Verbatim copy without pictures. Please print every entry as it stands.
___ Extracted material ___
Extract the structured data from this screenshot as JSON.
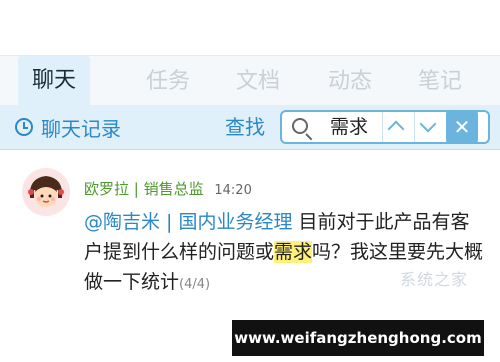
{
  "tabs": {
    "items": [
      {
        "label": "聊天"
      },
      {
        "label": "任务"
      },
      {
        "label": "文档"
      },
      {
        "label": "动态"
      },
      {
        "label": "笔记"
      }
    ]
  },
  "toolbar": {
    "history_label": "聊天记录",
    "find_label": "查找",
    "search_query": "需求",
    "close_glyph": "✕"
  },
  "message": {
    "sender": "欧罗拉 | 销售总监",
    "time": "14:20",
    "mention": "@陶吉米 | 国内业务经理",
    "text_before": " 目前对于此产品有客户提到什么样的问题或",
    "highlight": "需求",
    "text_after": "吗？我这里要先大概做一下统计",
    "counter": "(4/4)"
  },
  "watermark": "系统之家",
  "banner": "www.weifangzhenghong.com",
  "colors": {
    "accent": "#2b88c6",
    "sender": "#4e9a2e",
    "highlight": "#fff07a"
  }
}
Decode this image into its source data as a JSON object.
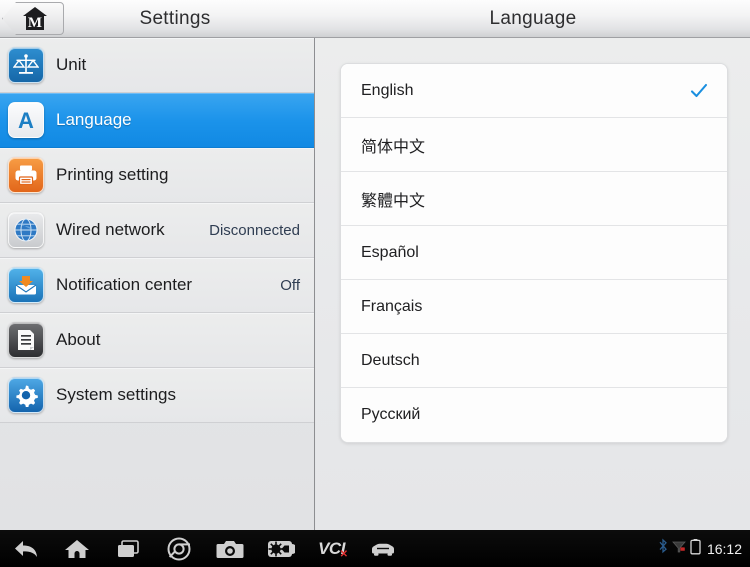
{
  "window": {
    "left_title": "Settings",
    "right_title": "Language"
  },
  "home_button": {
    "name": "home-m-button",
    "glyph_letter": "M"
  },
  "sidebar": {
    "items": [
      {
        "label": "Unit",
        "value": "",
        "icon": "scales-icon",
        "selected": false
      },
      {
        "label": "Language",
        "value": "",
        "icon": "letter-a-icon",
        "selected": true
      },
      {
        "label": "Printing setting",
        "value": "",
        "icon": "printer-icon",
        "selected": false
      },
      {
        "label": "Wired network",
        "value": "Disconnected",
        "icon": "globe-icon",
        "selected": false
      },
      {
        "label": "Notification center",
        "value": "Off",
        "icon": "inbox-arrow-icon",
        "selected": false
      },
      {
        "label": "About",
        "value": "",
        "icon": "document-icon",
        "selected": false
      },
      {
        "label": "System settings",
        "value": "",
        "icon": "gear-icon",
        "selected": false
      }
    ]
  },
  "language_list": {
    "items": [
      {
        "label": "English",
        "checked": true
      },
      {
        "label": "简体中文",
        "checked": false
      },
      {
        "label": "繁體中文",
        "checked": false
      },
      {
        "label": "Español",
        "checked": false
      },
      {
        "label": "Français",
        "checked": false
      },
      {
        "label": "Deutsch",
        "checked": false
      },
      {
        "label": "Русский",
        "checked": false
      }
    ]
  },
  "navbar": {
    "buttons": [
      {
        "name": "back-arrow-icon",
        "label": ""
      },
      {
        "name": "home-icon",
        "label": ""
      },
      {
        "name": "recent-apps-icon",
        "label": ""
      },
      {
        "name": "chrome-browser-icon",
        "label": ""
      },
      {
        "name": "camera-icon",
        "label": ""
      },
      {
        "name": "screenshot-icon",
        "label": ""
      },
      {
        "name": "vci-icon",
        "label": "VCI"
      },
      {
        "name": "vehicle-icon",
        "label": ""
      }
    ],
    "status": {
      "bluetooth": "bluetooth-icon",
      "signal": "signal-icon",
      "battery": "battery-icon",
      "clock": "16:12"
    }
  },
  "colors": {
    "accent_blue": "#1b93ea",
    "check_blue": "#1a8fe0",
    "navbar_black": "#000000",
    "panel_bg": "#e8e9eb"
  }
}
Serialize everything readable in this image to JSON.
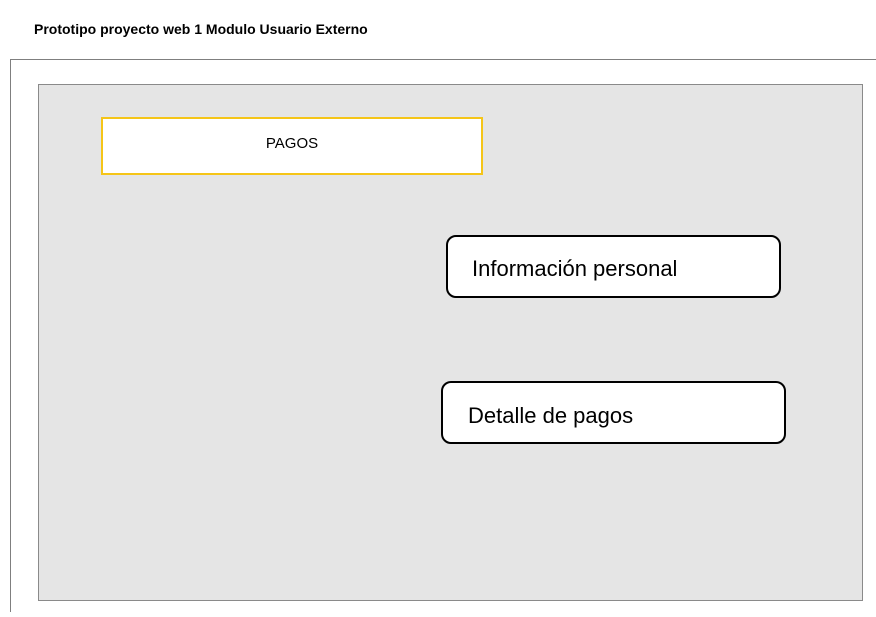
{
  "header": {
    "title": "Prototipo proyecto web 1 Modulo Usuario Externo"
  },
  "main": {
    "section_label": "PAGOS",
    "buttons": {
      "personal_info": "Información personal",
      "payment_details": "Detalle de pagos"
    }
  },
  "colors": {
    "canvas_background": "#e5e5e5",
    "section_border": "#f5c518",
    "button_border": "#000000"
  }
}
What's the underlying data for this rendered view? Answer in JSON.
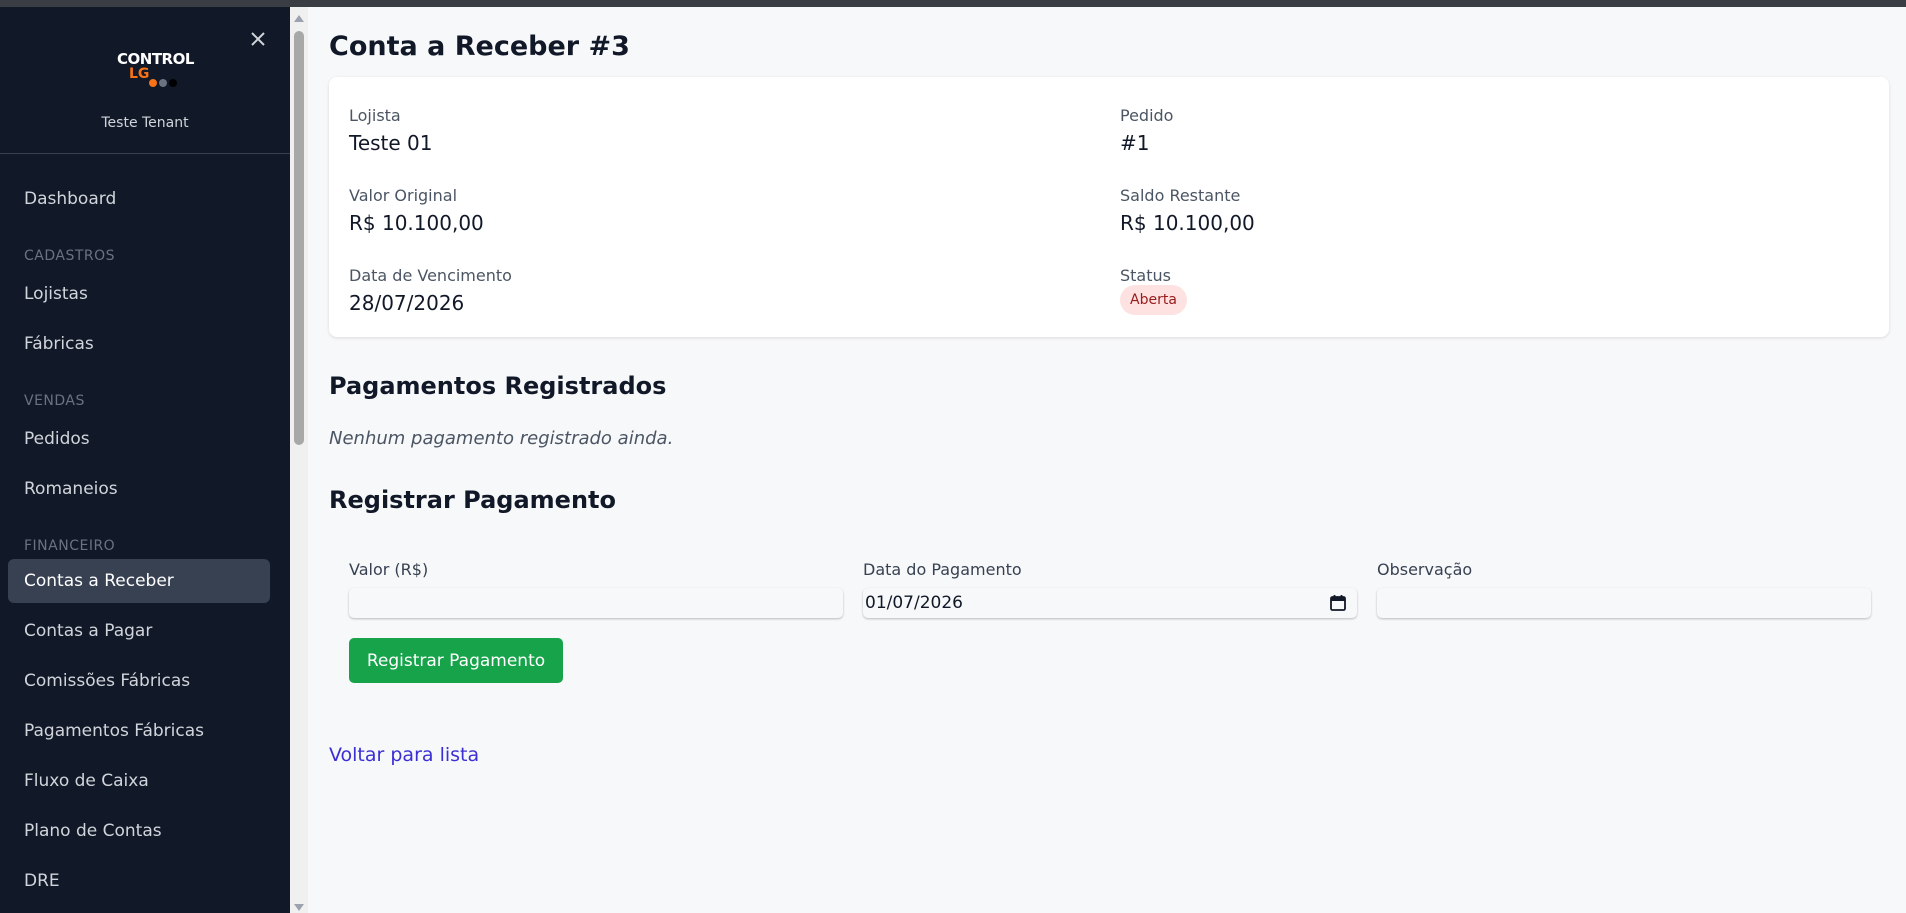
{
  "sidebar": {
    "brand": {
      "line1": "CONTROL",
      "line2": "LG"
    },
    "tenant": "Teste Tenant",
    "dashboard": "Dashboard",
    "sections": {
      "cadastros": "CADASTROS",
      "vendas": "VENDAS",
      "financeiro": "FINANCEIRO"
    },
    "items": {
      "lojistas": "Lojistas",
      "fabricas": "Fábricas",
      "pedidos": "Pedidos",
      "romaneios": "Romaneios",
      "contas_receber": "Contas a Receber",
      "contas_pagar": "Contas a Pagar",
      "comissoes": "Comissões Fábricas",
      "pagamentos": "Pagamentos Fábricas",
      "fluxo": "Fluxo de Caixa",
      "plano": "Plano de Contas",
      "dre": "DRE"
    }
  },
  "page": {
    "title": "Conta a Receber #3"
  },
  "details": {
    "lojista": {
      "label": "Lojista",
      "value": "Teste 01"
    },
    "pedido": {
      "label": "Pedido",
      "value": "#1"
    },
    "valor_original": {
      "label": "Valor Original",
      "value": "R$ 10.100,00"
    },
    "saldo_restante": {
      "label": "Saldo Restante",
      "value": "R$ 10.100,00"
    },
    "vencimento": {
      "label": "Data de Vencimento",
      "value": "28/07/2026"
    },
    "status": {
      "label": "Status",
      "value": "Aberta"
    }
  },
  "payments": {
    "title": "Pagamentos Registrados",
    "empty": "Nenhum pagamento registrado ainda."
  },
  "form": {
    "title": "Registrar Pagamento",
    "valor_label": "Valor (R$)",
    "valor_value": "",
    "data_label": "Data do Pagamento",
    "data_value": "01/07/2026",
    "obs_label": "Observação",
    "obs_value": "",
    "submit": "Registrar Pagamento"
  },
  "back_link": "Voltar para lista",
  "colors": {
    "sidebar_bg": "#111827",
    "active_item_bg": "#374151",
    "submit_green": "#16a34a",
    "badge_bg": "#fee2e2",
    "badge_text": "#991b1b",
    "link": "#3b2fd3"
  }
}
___
_Task output_.
Extract the structured data from this screenshot as JSON.
{
  "tabs": {
    "items": [
      {
        "label": "聊天"
      },
      {
        "label": "任务"
      },
      {
        "label": "文档"
      },
      {
        "label": "动态"
      },
      {
        "label": "笔记"
      }
    ]
  },
  "toolbar": {
    "history_label": "聊天记录",
    "find_label": "查找",
    "search_query": "需求",
    "close_glyph": "✕"
  },
  "message": {
    "sender": "欧罗拉 | 销售总监",
    "time": "14:20",
    "mention": "@陶吉米 | 国内业务经理",
    "text_before": " 目前对于此产品有客户提到什么样的问题或",
    "highlight": "需求",
    "text_after": "吗？我这里要先大概做一下统计",
    "counter": "(4/4)"
  },
  "watermark": "系统之家",
  "banner": "www.weifangzhenghong.com",
  "colors": {
    "accent": "#2b88c6",
    "sender": "#4e9a2e",
    "highlight": "#fff07a"
  }
}
Decode this image into its source data as a JSON object.
{
  "window": {
    "left_title": "Settings",
    "right_title": "Language"
  },
  "home_button": {
    "name": "home-m-button",
    "glyph_letter": "M"
  },
  "sidebar": {
    "items": [
      {
        "label": "Unit",
        "value": "",
        "icon": "scales-icon",
        "selected": false
      },
      {
        "label": "Language",
        "value": "",
        "icon": "letter-a-icon",
        "selected": true
      },
      {
        "label": "Printing setting",
        "value": "",
        "icon": "printer-icon",
        "selected": false
      },
      {
        "label": "Wired network",
        "value": "Disconnected",
        "icon": "globe-icon",
        "selected": false
      },
      {
        "label": "Notification center",
        "value": "Off",
        "icon": "inbox-arrow-icon",
        "selected": false
      },
      {
        "label": "About",
        "value": "",
        "icon": "document-icon",
        "selected": false
      },
      {
        "label": "System settings",
        "value": "",
        "icon": "gear-icon",
        "selected": false
      }
    ]
  },
  "language_list": {
    "items": [
      {
        "label": "English",
        "checked": true
      },
      {
        "label": "简体中文",
        "checked": false
      },
      {
        "label": "繁體中文",
        "checked": false
      },
      {
        "label": "Español",
        "checked": false
      },
      {
        "label": "Français",
        "checked": false
      },
      {
        "label": "Deutsch",
        "checked": false
      },
      {
        "label": "Русский",
        "checked": false
      }
    ]
  },
  "navbar": {
    "buttons": [
      {
        "name": "back-arrow-icon",
        "label": ""
      },
      {
        "name": "home-icon",
        "label": ""
      },
      {
        "name": "recent-apps-icon",
        "label": ""
      },
      {
        "name": "chrome-browser-icon",
        "label": ""
      },
      {
        "name": "camera-icon",
        "label": ""
      },
      {
        "name": "screenshot-icon",
        "label": ""
      },
      {
        "name": "vci-icon",
        "label": "VCI"
      },
      {
        "name": "vehicle-icon",
        "label": ""
      }
    ],
    "status": {
      "bluetooth": "bluetooth-icon",
      "signal": "signal-icon",
      "battery": "battery-icon",
      "clock": "16:12"
    }
  },
  "colors": {
    "accent_blue": "#1b93ea",
    "check_blue": "#1a8fe0",
    "navbar_black": "#000000",
    "panel_bg": "#e8e9eb"
  }
}
Serialize everything readable in this image to JSON.
{
  "header": {
    "title": "Prototipo proyecto web 1 Modulo Usuario Externo"
  },
  "main": {
    "section_label": "PAGOS",
    "buttons": {
      "personal_info": "Información personal",
      "payment_details": "Detalle de pagos"
    }
  },
  "colors": {
    "canvas_background": "#e5e5e5",
    "section_border": "#f5c518",
    "button_border": "#000000"
  }
}
What's the underlying data for this rendered view? Answer in JSON.
{
  "sidebar": {
    "brand": {
      "line1": "CONTROL",
      "line2": "LG"
    },
    "tenant": "Teste Tenant",
    "dashboard": "Dashboard",
    "sections": {
      "cadastros": "CADASTROS",
      "vendas": "VENDAS",
      "financeiro": "FINANCEIRO"
    },
    "items": {
      "lojistas": "Lojistas",
      "fabricas": "Fábricas",
      "pedidos": "Pedidos",
      "romaneios": "Romaneios",
      "contas_receber": "Contas a Receber",
      "contas_pagar": "Contas a Pagar",
      "comissoes": "Comissões Fábricas",
      "pagamentos": "Pagamentos Fábricas",
      "fluxo": "Fluxo de Caixa",
      "plano": "Plano de Contas",
      "dre": "DRE"
    }
  },
  "page": {
    "title": "Conta a Receber #3"
  },
  "details": {
    "lojista": {
      "label": "Lojista",
      "value": "Teste 01"
    },
    "pedido": {
      "label": "Pedido",
      "value": "#1"
    },
    "valor_original": {
      "label": "Valor Original",
      "value": "R$ 10.100,00"
    },
    "saldo_restante": {
      "label": "Saldo Restante",
      "value": "R$ 10.100,00"
    },
    "vencimento": {
      "label": "Data de Vencimento",
      "value": "28/07/2026"
    },
    "status": {
      "label": "Status",
      "value": "Aberta"
    }
  },
  "payments": {
    "title": "Pagamentos Registrados",
    "empty": "Nenhum pagamento registrado ainda."
  },
  "form": {
    "title": "Registrar Pagamento",
    "valor_label": "Valor (R$)",
    "valor_value": "",
    "data_label": "Data do Pagamento",
    "data_value": "01/07/2026",
    "obs_label": "Observação",
    "obs_value": "",
    "submit": "Registrar Pagamento"
  },
  "back_link": "Voltar para lista",
  "colors": {
    "sidebar_bg": "#111827",
    "active_item_bg": "#374151",
    "submit_green": "#16a34a",
    "badge_bg": "#fee2e2",
    "badge_text": "#991b1b",
    "link": "#3b2fd3"
  }
}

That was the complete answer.